At overnight camp, kids have to create new relationships - on their own, without parental influence. New friends among their peers are important and perhaps what they will remember most. But the relationships that they forge with trusted adults who are NOT their parents is hugely important. “The staff seems to appreciate the best parts of each kid,” said one parent. “It seems like every kid finds a friend.” While counselors are not parents, they are more than teachers. They are positive role models who have time and energy to listen, talk, and laugh with our kids. Non-parental authority figures who are closer in age, they reinforce the messages and values that we parents are trying to instill, but - unlike us parents - they are inherently cool.
7. Being at CLV helps kids find their own way as they navigate the challenges of growing up.
The truth is that putting a kid in the somewhat uncomfortable situation of living with a lot of other people in a small space helps them learn not only about cooperation and teamwork, but how to respect others and negotiate. This helps kids build confidence, courage, independence, resilience and flexibility. As one mom described it, “This provides them opportunities to be responsible for themselves in a different way. They come home with better tools to manage themselves and their environment.”
8. Kids feel they are part of a supportive community.
When I asked my 14-year-old son what keeps him going back to CLV year after year, he said without hesitation, “The loving, supportive community.” Other parents agreed that their own kids have formed strong connections with other villagers as well as staff members, as well as a sense of being a valued member of their language village community. As one dad described it, “It’s difficult to find an environment that is both supportive and rigorous. And that’s what CLV is. It’s a tricky balance but CLV provides the supportive environment that kids need in order to want to meet the challenge of doing something as intensive as learning a language.”
The other thing that happens at this time of year at our house? My kids and I start counting down the days until summer, when we get to head back to the woods of northern Minnesota - and the warm embrace of the Concordia Language Villages community.

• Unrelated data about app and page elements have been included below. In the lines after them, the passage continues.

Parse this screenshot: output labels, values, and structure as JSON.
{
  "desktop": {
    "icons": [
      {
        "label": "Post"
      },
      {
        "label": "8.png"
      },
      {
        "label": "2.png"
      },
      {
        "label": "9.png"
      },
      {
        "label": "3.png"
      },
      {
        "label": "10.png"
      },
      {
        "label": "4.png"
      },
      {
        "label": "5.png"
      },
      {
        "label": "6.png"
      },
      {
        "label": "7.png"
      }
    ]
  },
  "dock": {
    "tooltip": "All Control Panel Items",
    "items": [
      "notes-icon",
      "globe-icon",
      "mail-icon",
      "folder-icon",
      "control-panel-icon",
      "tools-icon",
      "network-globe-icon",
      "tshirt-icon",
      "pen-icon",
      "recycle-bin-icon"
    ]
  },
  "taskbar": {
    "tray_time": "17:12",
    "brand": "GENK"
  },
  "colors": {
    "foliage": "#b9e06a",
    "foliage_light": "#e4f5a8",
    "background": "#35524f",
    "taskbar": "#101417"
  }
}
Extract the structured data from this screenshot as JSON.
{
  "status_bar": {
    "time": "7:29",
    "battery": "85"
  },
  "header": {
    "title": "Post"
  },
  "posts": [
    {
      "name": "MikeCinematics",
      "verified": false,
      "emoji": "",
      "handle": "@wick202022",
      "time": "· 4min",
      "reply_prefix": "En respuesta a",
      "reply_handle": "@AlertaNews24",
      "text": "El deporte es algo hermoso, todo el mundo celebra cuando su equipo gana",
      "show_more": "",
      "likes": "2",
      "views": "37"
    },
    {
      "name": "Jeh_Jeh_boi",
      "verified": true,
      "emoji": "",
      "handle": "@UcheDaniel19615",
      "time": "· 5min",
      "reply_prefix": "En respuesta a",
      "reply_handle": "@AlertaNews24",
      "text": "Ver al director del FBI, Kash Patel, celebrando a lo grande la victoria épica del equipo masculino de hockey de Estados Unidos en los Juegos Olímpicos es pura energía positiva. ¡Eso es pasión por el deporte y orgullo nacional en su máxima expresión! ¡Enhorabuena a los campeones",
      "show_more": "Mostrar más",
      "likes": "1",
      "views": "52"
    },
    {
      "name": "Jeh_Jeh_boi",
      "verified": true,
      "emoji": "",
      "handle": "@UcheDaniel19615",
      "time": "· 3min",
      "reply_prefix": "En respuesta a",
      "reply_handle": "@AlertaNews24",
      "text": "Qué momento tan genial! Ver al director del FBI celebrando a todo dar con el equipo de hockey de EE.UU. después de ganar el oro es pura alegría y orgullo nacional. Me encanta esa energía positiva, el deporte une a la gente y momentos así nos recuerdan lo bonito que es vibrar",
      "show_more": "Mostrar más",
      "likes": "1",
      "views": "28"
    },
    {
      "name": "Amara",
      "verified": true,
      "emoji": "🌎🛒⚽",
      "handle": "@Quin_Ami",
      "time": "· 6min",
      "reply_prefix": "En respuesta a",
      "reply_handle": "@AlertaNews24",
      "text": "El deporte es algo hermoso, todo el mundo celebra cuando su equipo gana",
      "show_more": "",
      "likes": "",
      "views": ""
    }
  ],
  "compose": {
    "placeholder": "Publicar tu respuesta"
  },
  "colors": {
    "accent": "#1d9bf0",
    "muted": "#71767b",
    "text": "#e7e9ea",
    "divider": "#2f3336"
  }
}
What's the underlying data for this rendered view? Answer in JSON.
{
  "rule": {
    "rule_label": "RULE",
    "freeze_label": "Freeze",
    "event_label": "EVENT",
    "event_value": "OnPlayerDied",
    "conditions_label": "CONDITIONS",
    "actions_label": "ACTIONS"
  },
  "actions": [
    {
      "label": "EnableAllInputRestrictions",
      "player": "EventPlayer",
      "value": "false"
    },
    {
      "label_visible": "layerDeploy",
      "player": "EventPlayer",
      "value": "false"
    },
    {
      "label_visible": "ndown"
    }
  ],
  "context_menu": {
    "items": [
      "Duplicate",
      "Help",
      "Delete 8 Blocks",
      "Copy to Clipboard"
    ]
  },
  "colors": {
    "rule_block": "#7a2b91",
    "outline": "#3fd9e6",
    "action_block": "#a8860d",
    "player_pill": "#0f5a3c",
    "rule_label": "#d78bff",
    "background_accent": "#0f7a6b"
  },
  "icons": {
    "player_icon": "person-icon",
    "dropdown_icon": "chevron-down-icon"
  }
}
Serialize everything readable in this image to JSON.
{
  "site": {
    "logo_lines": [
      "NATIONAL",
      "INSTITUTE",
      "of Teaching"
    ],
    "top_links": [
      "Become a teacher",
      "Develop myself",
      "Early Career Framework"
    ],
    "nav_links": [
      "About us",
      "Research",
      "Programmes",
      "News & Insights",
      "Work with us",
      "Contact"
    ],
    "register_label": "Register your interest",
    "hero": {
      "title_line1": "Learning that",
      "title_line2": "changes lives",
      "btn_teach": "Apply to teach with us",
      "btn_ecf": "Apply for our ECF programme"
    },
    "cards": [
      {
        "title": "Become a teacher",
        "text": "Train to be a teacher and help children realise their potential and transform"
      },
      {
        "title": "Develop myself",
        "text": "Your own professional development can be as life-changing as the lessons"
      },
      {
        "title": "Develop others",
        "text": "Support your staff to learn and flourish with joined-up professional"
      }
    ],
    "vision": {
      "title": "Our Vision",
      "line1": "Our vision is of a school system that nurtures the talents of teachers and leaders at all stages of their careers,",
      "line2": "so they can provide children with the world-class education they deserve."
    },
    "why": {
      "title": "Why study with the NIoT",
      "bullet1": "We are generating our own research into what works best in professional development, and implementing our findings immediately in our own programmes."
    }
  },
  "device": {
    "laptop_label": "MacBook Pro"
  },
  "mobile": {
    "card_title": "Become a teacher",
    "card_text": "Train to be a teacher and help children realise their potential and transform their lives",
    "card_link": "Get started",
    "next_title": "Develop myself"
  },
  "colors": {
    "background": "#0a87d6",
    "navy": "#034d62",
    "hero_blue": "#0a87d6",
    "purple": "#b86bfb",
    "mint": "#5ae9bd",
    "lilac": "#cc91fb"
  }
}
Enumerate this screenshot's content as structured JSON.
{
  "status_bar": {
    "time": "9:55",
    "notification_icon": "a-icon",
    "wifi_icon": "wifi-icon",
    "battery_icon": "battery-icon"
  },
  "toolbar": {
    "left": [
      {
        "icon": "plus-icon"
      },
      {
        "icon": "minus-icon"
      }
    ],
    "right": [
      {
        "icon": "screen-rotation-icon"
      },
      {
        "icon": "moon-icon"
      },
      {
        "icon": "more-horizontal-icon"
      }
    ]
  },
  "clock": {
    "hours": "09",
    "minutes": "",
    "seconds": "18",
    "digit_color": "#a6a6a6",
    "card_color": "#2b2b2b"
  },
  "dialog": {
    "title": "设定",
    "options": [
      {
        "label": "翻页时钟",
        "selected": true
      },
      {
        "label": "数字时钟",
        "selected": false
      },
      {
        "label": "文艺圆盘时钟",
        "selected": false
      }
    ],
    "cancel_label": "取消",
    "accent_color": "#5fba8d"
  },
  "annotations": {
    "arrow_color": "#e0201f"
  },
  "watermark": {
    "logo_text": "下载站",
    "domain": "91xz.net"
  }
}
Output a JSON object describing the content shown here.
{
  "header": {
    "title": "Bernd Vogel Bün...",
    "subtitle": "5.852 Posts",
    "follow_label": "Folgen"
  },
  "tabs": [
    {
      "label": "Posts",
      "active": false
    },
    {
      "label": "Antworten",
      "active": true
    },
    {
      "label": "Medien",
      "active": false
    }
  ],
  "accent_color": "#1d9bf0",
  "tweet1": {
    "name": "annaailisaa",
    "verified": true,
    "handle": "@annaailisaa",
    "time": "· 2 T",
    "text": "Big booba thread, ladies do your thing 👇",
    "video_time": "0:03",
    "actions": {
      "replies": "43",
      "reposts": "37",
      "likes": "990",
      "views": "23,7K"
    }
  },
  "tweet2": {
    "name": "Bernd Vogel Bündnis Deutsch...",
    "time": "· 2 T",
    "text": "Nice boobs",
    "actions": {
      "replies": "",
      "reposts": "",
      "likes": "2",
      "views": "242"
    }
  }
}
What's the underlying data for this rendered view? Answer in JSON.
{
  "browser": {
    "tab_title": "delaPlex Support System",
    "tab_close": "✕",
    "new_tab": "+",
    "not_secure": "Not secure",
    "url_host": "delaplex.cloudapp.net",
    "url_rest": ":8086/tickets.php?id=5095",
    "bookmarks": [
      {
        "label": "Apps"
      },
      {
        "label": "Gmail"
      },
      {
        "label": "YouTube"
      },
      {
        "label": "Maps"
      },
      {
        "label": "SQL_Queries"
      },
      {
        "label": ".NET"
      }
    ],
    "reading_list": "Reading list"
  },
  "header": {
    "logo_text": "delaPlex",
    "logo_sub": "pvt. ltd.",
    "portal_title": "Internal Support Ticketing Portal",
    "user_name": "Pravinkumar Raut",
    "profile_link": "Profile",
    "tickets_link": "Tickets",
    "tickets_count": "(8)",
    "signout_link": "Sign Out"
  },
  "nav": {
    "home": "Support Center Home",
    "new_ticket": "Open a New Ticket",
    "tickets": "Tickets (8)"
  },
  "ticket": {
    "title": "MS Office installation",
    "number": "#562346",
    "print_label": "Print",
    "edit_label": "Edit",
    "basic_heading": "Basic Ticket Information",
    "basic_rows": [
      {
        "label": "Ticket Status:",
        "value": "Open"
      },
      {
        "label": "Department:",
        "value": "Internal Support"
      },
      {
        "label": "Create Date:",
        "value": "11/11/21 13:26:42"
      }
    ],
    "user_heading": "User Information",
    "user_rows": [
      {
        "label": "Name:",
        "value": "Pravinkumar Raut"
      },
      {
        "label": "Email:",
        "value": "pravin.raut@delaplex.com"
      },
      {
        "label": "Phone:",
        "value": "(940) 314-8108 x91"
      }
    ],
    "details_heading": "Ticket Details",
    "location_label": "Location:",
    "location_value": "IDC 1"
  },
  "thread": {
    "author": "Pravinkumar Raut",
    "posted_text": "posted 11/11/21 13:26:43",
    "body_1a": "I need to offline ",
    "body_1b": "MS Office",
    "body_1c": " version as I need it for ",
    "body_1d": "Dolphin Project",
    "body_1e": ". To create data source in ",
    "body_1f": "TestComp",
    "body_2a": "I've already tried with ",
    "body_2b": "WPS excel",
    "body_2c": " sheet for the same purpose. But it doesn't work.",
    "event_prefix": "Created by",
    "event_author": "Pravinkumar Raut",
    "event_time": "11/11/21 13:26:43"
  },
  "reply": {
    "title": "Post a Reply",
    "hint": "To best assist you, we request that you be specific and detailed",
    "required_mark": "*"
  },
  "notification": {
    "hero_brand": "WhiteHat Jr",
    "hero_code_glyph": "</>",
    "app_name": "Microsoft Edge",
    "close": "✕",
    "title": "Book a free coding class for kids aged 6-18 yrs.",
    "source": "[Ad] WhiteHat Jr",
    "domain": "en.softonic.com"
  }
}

Jennifer Jenni”Prestholdt is the mother of three villagers who have participated in one-week, two-week, and four-week high school credit CLV programming. A longtime Skogfjorden staff member (1984-1988 and 2010-2019), she was a co-organizer of the Skogfjorden program 50th anniversary celebration. She received the CLV Circle of Peace award in 2019. She also serves on the CLV Thought Leadership Team. In real life, she is an attorney and Deputy Director of The Advocates for Human Rights.